((

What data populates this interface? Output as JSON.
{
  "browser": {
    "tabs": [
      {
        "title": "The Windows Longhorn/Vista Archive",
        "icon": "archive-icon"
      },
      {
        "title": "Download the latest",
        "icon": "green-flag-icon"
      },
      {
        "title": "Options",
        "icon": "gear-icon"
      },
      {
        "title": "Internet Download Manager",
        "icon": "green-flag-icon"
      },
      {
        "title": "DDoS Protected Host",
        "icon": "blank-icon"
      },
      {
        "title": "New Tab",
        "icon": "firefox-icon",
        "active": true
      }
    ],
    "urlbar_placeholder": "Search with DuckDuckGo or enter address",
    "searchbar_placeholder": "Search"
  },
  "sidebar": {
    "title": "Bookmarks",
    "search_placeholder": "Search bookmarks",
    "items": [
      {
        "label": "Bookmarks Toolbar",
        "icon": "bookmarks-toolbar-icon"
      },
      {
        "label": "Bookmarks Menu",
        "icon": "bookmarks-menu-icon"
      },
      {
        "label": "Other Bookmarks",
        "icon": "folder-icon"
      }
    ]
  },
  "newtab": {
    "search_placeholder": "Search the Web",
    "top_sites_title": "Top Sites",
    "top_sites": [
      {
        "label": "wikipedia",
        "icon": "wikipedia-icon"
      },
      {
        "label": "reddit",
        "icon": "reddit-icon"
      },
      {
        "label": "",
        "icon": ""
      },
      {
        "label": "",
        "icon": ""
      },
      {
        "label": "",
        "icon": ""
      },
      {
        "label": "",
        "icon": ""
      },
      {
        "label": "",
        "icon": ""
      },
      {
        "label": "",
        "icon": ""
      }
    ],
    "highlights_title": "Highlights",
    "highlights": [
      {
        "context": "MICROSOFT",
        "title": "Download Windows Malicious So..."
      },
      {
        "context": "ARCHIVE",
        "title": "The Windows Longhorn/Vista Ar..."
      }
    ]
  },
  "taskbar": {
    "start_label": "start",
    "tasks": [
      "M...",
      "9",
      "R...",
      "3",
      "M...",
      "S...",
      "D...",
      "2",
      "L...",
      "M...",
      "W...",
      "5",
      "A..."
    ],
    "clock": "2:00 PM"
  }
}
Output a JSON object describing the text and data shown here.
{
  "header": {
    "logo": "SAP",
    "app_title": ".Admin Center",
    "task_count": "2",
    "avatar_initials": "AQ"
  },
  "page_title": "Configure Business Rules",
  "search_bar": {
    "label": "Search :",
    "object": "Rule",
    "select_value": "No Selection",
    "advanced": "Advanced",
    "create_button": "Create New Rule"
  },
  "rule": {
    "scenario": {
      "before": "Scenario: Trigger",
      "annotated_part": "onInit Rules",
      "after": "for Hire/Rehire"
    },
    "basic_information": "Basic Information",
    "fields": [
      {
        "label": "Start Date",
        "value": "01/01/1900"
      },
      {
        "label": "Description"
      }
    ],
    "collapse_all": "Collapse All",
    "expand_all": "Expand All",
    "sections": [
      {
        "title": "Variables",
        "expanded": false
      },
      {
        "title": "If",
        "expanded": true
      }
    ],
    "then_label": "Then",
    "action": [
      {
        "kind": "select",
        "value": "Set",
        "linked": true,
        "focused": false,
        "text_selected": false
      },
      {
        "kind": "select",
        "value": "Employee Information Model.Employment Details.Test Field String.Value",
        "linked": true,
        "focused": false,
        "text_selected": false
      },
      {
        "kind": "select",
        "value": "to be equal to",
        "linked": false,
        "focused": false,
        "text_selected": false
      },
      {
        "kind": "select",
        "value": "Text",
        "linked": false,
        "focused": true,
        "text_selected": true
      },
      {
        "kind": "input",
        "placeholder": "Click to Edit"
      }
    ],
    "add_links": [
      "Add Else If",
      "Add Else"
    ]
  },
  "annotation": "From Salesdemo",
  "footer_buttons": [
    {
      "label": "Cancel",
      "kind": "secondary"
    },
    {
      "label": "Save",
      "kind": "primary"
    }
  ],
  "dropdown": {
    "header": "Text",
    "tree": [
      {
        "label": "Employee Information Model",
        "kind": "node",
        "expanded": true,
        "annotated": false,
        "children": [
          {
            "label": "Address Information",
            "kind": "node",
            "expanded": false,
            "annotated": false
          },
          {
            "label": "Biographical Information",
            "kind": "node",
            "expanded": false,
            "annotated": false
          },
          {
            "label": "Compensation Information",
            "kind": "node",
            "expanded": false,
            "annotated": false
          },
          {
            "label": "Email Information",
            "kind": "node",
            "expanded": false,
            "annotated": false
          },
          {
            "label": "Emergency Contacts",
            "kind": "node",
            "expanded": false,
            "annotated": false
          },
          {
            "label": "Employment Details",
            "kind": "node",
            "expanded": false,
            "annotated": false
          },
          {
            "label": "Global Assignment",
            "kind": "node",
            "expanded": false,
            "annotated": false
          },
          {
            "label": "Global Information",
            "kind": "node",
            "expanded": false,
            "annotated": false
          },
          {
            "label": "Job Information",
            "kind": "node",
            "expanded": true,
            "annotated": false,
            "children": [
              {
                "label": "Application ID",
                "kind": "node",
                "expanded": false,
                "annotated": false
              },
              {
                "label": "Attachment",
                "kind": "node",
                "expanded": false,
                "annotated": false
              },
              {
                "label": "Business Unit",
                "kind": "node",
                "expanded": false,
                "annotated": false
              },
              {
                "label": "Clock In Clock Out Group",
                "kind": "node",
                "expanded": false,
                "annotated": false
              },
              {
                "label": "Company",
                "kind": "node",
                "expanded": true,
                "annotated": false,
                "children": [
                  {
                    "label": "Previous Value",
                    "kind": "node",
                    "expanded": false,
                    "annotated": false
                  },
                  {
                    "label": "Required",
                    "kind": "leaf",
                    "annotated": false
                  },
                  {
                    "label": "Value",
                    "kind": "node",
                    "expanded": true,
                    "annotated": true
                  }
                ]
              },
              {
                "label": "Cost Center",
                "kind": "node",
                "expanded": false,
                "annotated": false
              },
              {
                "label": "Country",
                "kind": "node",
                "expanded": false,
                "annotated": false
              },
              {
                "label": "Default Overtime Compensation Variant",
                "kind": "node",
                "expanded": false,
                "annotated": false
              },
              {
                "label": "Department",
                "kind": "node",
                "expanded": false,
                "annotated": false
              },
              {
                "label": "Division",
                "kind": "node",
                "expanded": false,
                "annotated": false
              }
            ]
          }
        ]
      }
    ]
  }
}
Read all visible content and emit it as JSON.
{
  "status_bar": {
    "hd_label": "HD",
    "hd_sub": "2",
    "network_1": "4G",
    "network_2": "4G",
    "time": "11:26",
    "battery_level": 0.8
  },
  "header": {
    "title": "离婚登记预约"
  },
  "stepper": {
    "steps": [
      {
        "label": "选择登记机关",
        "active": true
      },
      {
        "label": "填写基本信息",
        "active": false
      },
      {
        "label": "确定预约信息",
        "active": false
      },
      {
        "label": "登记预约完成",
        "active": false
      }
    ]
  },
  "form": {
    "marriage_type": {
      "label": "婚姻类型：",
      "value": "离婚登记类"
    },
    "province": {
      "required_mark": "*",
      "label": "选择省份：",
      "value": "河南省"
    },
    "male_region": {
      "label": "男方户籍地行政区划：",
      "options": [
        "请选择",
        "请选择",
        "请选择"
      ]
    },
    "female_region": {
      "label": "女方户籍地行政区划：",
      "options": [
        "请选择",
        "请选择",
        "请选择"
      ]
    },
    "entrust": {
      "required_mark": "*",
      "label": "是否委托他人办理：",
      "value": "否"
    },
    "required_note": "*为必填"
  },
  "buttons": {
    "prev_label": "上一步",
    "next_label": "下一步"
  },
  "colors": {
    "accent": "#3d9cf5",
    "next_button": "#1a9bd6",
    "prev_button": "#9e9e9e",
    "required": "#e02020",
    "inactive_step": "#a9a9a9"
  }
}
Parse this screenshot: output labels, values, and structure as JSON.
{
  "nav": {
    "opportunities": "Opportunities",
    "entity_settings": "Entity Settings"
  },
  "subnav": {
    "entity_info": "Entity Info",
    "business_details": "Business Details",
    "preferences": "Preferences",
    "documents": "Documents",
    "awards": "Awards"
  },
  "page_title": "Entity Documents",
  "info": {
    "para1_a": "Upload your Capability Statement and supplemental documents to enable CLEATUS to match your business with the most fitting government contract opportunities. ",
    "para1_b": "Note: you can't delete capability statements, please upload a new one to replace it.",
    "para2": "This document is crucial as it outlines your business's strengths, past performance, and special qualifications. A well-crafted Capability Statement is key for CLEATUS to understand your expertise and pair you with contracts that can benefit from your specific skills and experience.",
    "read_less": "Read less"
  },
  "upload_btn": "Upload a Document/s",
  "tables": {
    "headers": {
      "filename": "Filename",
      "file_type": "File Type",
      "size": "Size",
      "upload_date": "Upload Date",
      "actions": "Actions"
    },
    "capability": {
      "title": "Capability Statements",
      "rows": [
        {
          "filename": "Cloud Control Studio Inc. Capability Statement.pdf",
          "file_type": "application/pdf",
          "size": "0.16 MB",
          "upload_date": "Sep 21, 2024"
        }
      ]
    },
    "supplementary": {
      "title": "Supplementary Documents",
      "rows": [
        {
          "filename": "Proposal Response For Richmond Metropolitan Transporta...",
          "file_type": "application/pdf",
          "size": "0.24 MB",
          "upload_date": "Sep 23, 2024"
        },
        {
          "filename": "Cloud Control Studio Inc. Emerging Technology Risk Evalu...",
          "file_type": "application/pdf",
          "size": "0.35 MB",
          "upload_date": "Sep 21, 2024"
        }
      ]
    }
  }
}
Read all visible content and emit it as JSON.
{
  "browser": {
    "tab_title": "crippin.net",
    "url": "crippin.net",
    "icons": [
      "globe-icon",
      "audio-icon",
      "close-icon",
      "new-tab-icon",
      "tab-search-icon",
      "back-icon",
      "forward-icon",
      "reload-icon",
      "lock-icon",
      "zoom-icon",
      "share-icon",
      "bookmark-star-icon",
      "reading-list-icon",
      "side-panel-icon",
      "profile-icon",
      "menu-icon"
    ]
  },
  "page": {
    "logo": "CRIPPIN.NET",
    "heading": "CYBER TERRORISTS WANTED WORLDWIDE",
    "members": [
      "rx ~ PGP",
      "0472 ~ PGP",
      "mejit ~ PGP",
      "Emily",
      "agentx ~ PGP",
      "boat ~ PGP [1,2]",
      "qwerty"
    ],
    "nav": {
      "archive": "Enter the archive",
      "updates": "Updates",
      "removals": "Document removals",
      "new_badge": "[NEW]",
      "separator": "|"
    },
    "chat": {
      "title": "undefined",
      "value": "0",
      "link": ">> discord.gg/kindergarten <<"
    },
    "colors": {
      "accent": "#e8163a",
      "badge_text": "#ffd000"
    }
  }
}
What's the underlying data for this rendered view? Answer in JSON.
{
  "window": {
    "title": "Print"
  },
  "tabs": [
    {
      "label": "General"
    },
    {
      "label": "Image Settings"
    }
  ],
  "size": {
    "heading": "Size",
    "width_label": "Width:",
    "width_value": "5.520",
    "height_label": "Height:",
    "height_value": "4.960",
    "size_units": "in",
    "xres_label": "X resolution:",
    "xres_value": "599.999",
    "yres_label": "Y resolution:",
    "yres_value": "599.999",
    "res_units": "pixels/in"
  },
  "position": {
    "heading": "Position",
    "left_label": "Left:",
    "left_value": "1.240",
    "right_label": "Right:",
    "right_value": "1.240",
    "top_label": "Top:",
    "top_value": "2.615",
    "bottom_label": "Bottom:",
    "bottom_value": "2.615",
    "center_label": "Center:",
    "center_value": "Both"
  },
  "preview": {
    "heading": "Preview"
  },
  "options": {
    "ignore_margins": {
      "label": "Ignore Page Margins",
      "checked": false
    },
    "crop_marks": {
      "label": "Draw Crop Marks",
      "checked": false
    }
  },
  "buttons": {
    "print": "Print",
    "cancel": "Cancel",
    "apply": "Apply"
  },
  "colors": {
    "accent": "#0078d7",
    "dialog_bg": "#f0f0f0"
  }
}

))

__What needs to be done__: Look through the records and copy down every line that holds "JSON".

__Answer box__:
What data populates this interface? Output as JSON.
Output a JSON object describing the text and data shown here.
Read all visible content and emit it as JSON.
Parse this screenshot: output labels, values, and structure as JSON.
Read all visible content and emit it as JSON.
What's the underlying data for this rendered view? Answer in JSON.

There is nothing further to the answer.